The research was accomplished through collaboration between the Quantum Optics Labs of Prof. Avi Pe’er and Prof. Michael Rosenbluh, together with Yoad Michael, Dr. Rafi Z. Vered and Leon Bello at the Department of Physics and Institute for Nanotechnology and Advanced Materials at Bar-Ilan University.
This new form of quantum measurement is relevant also to other branches of the “second quantum revolution”, such as quantum computing with super powers, quantum sensing with super sensitivity, and quantum imaging with super resolution.
The Latest on: Quantum communication
Synopsis: Quantum Dots Serve Entangled Photons on Demand
on July 18, 2018 at 9:09 am
Quantum communication and computing protocols require sources of photons whose quantum states are highly correlated, or “entangled.” Sources of photon pairs with exceptional degrees of entanglement ex... […]
Pentagon sees quantum computing as key weapon for war in space
on July 17, 2018 at 4:46 am
The U.S. Air Force particularly is focused on what is known as quantum information science. [The Most Destructive Space Weapons Concepts Ever] "We see this as a very disruptive technology," said Micha... […]
A step closer to quantum computers: Researchers show how to directly observe quantum spin effects
on July 17, 2018 at 2:28 am
Credit: Nature Communications (2018). DOI: 10.1038/s41467-018-04939-6 With companies like Google, Microsoft and IBM all racing to create the world's first practical quantum computer, scientists worldw... […]
Military to collaborate with allies on quantum navigation project
on July 16, 2018 at 12:27 pm
Michael Hayduk, chief of the Air Force Research Laboratory’s Computing and Communications Division, told the Defense Innovation Board last week that the service’s strategy to embrace quantum informati... […]
Microscopic trampoline may help create networks of quantum computers
on July 16, 2018 at 11:39 am

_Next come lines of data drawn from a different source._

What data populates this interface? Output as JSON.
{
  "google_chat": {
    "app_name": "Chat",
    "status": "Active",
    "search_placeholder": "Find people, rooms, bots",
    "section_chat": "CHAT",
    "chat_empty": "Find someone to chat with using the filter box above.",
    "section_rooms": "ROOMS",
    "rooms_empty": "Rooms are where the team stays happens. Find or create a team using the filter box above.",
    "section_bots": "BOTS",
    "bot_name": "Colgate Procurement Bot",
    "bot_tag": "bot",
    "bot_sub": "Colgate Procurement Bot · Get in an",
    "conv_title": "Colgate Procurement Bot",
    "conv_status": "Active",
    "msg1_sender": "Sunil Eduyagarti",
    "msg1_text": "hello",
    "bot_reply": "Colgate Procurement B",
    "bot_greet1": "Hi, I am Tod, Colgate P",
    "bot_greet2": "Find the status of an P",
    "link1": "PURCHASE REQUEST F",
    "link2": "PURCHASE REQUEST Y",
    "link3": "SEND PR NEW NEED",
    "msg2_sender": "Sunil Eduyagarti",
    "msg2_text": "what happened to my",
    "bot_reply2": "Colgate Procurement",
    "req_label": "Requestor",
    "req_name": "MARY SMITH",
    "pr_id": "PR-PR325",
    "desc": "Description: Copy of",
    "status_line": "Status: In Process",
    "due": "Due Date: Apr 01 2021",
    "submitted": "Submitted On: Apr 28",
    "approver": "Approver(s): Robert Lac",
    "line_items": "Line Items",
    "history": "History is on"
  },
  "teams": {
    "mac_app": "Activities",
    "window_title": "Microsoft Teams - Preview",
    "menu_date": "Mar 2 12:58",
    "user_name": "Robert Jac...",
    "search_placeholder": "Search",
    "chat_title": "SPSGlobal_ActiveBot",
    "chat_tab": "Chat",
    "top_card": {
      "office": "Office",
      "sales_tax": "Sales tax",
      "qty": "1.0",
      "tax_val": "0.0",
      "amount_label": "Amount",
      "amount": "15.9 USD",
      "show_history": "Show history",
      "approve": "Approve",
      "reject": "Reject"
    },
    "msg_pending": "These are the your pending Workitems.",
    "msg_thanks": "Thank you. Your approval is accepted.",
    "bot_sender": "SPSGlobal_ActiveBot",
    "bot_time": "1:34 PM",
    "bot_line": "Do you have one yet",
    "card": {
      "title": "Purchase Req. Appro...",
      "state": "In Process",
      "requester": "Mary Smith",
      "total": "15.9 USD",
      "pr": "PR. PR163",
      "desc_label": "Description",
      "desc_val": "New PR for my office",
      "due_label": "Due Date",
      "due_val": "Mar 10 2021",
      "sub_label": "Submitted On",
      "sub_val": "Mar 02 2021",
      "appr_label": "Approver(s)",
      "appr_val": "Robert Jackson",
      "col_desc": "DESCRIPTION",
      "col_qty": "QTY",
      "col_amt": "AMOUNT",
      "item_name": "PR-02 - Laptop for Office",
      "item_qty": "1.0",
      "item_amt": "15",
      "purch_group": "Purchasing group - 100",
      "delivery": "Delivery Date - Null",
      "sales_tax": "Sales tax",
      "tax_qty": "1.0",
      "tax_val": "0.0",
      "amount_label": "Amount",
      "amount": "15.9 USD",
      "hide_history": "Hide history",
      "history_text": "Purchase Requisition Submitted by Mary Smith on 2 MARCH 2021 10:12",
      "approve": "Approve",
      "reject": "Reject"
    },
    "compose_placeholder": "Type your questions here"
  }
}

Top-of-the-line quantum chips like Google's Bristlecone or Intel's Tangle Lake send out data in the form of photons, or tiny packets of light, that wobble at microwave frequencies. Much of modern comm... […]
How the power of communication serves IT
on July 16, 2018 at 9:45 am
I recently had a very interesting and thought-provoking discussion with Michael Gabriel, the former CIO of HBO and currently the founder and CEO of Quantum Barometer. We discussed how interpersonal co... […]
A Photonic Circuit for Quantum Computers
on July 16, 2018 at 9:00 am
... envision that such a compact photonic-based quantum processor could be very useful for quantum networks and quantum communications, since photons are a natural choice as information carriers in th... […]
Tuning into quantum: Scientists unlock signal frequency control of precision atom qubits
on July 16, 2018 at 8:07 am
The work has been published in Science Advances. A team of researchers from the Centre of Excellence for Quantum Computation and Communication Technology (CQC2T) at UNSW Sydney have successfully imple... […]
UNSW unlocks qubit signal frequency control in quantum advancement
on July 15, 2018 at 11:22 pm
The scientists from the Centre of Excellence for Quantum Computation and Communication Technology (CQC2T) based out of the university have demonstrated the ability to tune the control frequency of a q... […]
Cats, Qubits, and Teleportation: The Spooky World of Quantum Computation Applications (Part 3)
on July 14, 2018 at 3:46 pm
So far, no one's thought up a very useful application for quantum teleportation. Sending information faster than light is incredibly cool, but the requirement to send half an entangled pair to the rec... […]
via Google News and Bing News